Favourite spread would be the photo of Harry Culy jumping the bar photographed by Sam Stephenson. So good. Favourite article is Takahiro Morita, great man. He was at the launch of Bilde in Tokyo which was a massive stoke.
How often is the mag going to come out?
Bilde paper is going to hopefully be biannual. I am currently gathering content and securing funding for Vol 02 to be released in the first half 2017. Will let you know as soon as I do.
Can you give us any clues as to what will be in Vol 02?
It will be very similar to Vol 01 in terms of format and layout with some new ideas and topics on skateboarding. There’s going to be some big legends featured with some super cool ideas about skateboarding. I can’t give away too much!
I assume there has been enough time lapsed since the launch for the mag to get out to all the contributors, how has the feedback been?
Everyone seems very pleased with it, particularly the contributors. I think a lot of the people I contacted were expecting their work to show up in a little black and white xerox zine or something so they were quite surprised. But unfortunately, because I have launched this with no budget it has been real tough getting it out there and seen. Shipping 10 copies to a shop in the states cost more than the mags do themselves so its been tough getting it seen. I have a big magazine distributer based in Europe who’s got them in 100 book stores and newsagents across the world but unfortunately no skateshops. Its something to work on for Vol. 02.
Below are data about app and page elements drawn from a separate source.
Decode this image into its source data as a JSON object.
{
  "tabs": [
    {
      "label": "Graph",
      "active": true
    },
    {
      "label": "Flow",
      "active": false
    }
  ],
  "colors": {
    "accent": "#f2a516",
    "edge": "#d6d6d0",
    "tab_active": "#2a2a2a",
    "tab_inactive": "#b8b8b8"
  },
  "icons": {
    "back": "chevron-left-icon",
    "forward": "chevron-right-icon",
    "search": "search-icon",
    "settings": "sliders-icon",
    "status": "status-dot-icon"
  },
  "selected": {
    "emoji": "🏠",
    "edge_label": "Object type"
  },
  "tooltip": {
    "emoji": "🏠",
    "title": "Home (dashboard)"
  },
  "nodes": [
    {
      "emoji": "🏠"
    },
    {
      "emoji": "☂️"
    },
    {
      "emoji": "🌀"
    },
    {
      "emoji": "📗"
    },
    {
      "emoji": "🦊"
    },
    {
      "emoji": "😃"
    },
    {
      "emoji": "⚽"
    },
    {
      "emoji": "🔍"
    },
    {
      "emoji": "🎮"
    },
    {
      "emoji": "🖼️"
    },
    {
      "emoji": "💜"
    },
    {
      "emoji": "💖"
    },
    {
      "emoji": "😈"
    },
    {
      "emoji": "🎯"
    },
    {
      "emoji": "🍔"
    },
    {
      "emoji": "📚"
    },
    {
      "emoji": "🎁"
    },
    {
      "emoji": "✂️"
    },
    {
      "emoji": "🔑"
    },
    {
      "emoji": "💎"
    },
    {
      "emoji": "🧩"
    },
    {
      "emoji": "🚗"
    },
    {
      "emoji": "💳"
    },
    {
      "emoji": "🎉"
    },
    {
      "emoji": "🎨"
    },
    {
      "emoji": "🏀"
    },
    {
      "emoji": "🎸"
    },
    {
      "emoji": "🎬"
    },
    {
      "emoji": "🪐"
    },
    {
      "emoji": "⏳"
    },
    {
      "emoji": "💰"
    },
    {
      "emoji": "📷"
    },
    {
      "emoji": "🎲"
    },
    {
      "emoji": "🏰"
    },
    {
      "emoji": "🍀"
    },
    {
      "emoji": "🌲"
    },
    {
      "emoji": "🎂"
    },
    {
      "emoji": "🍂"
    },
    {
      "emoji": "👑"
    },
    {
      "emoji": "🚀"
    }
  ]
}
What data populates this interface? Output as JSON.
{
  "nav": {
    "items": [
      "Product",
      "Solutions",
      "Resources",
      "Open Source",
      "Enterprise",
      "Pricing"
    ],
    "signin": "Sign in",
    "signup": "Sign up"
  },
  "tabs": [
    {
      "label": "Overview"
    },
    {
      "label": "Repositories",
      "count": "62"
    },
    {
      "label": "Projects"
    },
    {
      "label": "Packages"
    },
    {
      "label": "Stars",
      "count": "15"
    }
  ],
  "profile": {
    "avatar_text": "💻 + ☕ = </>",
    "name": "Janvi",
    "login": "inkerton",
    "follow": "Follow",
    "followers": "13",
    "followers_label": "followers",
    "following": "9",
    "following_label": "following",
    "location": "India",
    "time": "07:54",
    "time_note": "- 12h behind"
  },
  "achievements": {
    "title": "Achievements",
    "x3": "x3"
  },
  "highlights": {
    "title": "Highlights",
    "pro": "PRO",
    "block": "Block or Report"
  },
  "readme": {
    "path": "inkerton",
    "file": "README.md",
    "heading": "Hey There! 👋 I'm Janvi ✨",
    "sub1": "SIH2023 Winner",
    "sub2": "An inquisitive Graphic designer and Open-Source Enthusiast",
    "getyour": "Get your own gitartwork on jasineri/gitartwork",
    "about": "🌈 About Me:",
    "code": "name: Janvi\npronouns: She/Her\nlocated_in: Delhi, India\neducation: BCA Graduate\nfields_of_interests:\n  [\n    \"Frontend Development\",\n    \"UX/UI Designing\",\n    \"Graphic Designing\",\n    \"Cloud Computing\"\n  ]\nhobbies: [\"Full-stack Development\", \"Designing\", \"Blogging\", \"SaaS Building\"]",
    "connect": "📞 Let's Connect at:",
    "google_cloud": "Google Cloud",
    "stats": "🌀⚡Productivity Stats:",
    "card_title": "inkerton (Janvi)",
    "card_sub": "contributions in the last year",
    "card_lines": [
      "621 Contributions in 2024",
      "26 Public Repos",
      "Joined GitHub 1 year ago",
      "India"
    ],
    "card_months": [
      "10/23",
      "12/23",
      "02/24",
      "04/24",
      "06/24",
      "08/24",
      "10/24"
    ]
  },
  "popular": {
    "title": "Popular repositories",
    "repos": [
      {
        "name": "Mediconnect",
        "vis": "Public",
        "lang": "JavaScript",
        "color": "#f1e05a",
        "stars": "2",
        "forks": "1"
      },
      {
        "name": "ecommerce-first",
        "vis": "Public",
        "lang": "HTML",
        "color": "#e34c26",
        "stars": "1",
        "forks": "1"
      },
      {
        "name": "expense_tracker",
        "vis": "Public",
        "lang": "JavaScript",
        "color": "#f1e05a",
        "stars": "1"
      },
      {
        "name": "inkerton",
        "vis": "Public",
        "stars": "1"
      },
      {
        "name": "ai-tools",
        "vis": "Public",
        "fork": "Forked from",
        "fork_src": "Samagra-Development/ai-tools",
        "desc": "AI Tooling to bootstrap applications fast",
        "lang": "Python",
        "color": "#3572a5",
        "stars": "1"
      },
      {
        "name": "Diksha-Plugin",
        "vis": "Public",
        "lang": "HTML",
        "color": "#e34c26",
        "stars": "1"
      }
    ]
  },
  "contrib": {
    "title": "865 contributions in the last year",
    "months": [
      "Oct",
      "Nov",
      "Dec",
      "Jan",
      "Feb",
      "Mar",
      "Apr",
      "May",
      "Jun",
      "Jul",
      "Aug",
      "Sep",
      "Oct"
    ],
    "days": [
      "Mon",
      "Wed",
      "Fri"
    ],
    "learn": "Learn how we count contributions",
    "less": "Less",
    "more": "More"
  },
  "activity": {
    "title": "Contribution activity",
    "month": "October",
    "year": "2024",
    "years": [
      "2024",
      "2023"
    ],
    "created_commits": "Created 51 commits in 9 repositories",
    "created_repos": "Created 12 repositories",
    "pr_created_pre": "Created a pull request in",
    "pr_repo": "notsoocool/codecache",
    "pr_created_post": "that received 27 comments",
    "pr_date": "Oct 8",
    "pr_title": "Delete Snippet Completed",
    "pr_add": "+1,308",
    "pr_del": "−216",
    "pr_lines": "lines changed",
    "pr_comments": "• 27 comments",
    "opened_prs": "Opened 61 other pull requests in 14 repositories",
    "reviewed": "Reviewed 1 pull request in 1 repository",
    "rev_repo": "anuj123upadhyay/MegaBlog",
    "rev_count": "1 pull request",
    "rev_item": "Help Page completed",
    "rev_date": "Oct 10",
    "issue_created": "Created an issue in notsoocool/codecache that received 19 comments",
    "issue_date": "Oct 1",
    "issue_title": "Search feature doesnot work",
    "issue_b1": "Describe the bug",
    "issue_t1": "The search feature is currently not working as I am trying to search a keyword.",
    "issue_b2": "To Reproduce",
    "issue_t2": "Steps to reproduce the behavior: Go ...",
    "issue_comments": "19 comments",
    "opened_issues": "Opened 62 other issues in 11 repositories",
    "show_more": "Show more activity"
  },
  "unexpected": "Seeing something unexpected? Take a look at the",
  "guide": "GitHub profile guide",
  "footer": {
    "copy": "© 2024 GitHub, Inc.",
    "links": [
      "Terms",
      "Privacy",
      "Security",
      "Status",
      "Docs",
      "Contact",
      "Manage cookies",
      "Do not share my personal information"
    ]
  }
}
After all you have learned in the past 12 months what advice would you give starting a print title?
Give it a go! It’s a lot easier than you might think. I thought it would be virtually impossible but with a fair bit of persistence it all came together and now its done. I think the biggest helping hand i’ve had is a great design team. My friends at Nude Design studio did all the layout and design which is probably the biggest part of making a nice looking magazine. It is a huge relief to not have to worry about it.
For a creative pursuit it is often important to have a consistent financial backbone, what do you do to fill in the gaps?
I work mostly as a photographer but I also have a few other small business’ I run on the side. I also live a frugal lifestyle.
Why do you think it is important do you think it is for your magazine to have local articles as well as international ones?
I’m not too caught up on the local articles thing. I would like to include as many locals as possible but I’m not considering by geographical positioning when gathering content. I really like the idea of an all local publication but not for Bilde. If you’ve got something I think fits its ok with me where its coming from.
How do you feel about skateboarding in 2017?
Stoked on it! I really like where its going. I fully embrace the big business street league thing going on and I think its super cool it’s becoming so mainstream. I also really like what all the filmmakers are doing with their videos and productions. It seems to be progressing more than ever. Can’t wait to see where skateboarding is going to be after the Tokyo 2020 Olympics. Thats crazy.
Who excites you on board and behind the lenses (both still and video)?
My favourite dudes are my crew here in Perth to be honest. Alex (Campbell), Ricky (Watt), Morgs when he’s around, Rowan White, Chris Luu, Eugene Stewart kills it. The whole Perth crew. Josh Roberts behind the lens of course, Yoan Taillandier, Chris Thiessen, Colin Read with Spirit Quest. All those VX dudes making some groovy videos that get me excited to skate.
Despite the apparent woes of the industry; skateboarding is everywhere at the moment but what elements are under-explored in the media?
I am really interested in the process behind someone’s work. It’s touched on a fair bit in the media but maybe not enough. I really like knowing how someone did something and why they did it. We are constantly seeing new videos and media coming out but not much about how and why, and that’s for anything to do with skateboarding – how was the skatepark built, who makes trucks, why did they decide to make their magazine like that? I find it all great reading.
bildepaper.com / @bilde_paper